Don’t you think that the largest world companies were disappointed because of the last steps of Ukrainian government (the state regulatory of the oil- prices, the unclear process of re- privatization, the measures in the social sphere which are not connected to the market economy and so on)?
Of course, and I have tried to explain why. But let me mention two additional factors. First, this eclecticism and regression have a far harsher effect on small entrepreneurs than on large corporate entities. Ukraine is rich in entrepreneurial talent, but it has been starved of entrepreneurship. The explanation for this paradox is simple: entrepreneurs have been given no decent incentive to go into business. Big companies have big friends. They can budget for uncertainty and, indeed, reverses. Small entrepreneurs have to get things right the first time or they risk losing everything they have. Yet they are the real foundation of a liberal market economy and the general prosperity of ordinary people. They are also one of the foundation stones of civil society and the accountability of the state. If small business is weak, society is weak, and defences against irresponsible power are weak.
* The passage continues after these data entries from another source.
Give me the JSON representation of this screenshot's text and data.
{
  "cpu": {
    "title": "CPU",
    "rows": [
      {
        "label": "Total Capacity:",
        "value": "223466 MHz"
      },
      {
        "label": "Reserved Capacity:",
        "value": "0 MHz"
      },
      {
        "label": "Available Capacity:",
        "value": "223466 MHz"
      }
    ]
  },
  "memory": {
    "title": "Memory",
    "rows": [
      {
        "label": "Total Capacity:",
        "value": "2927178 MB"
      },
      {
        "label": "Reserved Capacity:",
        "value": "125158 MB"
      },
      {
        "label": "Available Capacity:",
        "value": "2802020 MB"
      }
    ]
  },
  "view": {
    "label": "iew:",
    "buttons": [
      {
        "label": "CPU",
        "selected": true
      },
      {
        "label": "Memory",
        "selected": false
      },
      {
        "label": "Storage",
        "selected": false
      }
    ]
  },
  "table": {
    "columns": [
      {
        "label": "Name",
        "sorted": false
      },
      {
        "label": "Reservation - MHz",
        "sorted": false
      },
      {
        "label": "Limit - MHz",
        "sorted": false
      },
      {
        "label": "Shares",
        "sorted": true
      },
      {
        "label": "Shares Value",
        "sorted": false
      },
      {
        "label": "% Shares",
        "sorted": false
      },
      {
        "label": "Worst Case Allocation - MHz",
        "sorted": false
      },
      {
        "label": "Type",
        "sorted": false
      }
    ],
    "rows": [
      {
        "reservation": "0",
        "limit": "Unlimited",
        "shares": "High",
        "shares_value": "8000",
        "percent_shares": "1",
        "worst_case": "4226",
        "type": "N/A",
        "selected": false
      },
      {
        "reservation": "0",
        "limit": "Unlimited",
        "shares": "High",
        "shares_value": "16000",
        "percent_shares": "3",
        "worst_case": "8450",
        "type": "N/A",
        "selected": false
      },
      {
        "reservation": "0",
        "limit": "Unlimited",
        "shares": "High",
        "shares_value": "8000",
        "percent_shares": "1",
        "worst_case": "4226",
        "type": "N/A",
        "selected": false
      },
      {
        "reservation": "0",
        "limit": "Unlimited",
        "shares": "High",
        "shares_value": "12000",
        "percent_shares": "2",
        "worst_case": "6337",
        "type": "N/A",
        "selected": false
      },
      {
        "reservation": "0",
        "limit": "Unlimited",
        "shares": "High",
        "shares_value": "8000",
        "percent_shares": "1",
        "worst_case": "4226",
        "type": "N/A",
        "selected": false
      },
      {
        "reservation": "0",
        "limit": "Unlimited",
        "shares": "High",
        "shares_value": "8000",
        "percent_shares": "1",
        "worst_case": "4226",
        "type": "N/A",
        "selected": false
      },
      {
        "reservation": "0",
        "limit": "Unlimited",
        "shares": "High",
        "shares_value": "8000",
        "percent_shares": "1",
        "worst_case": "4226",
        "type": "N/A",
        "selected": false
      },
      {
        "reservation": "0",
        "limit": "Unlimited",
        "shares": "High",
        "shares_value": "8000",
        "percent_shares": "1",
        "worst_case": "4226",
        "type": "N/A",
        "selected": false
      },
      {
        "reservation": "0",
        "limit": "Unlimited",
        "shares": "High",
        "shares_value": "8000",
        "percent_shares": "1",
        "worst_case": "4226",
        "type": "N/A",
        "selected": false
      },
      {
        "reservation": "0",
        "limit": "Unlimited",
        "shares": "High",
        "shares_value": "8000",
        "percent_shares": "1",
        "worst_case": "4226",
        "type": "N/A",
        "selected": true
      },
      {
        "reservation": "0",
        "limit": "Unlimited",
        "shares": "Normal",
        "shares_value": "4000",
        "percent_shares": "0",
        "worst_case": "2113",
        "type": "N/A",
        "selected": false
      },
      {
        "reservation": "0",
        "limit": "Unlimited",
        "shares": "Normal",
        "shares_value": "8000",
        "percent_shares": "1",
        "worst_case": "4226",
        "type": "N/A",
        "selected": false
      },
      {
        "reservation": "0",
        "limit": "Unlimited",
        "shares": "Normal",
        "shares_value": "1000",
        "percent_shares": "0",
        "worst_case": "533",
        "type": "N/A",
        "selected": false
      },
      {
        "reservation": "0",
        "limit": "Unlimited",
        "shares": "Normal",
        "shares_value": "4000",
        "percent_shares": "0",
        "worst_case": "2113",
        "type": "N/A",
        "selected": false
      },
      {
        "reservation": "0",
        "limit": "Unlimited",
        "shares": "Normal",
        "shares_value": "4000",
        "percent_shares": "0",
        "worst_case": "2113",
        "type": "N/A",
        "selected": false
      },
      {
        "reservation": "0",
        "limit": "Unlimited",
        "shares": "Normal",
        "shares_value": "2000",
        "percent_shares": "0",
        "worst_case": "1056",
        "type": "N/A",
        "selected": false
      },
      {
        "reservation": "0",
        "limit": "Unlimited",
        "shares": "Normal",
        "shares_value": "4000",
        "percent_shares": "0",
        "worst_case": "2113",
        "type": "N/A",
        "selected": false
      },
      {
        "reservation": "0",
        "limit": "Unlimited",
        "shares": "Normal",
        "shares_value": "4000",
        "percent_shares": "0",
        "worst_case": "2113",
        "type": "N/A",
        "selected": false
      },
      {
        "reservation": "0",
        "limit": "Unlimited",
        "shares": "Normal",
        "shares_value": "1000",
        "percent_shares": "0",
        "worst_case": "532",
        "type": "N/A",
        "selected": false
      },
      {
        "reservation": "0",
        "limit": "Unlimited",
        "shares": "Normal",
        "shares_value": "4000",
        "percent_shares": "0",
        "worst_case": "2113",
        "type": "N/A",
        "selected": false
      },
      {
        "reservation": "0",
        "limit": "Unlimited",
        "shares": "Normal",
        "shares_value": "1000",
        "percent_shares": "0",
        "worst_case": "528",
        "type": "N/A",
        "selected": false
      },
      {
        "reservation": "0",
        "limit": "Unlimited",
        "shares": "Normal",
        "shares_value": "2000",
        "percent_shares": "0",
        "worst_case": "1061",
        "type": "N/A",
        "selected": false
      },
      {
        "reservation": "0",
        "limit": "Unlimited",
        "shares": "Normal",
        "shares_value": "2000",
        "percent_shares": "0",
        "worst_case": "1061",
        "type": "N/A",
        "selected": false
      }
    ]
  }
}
Second, how will these policies advance Ukraine’s integration into Europe? Several months ago, most of us were hopeful that Ukraine would be granted market economy status by the EU in June. But Rybachuk now admits that this is unlikely to happen. Instead, the Luxembourg meeting of the EU- Ukraine Cooperation Council is likely to be dominated by the issue of price controls in Ukraine. Who can now be optimistic that Ukraine will be admitted into the WTO in November, as we so strongly hoped? Dare one ask the most worrying question of all — what lies behind all of this? Does someone believe that market economy status and WTO membership are moral entitlements for Ukraine, irrespective of what sort of economy Ukraine actually has? Or is someone trying to turn Ukraine away from EU integration towards a different direction?
The US Ambassador in Kyiv Mr. Herbst said that there is corruption in the new government. What is your evaluation of the efforts of new authorities in fighting corruption?
The authorities are dealing with the symptoms of corruption rather than its causes, and they are dealing with these symptoms very, very selectively. Why so selectively? The more respectable reason is that some of them know that corruption is a bottle without a bottom, and if they let the genie out, there will be no end to fear, recrimination and paranoia in the country. The threat to investigate 3,000 privatizations is a classic example of what should not be done. The less respectable reason is that the authorities are afraid of discredition materials that could be used against them, so they pick their targets very carefully. So once again, there is no clear strategy and no consistency between one action and the next.
Is it easy to have a clear strategy? No. Is it possible to have a clear strategy? Yes. But that is a subject for another interview.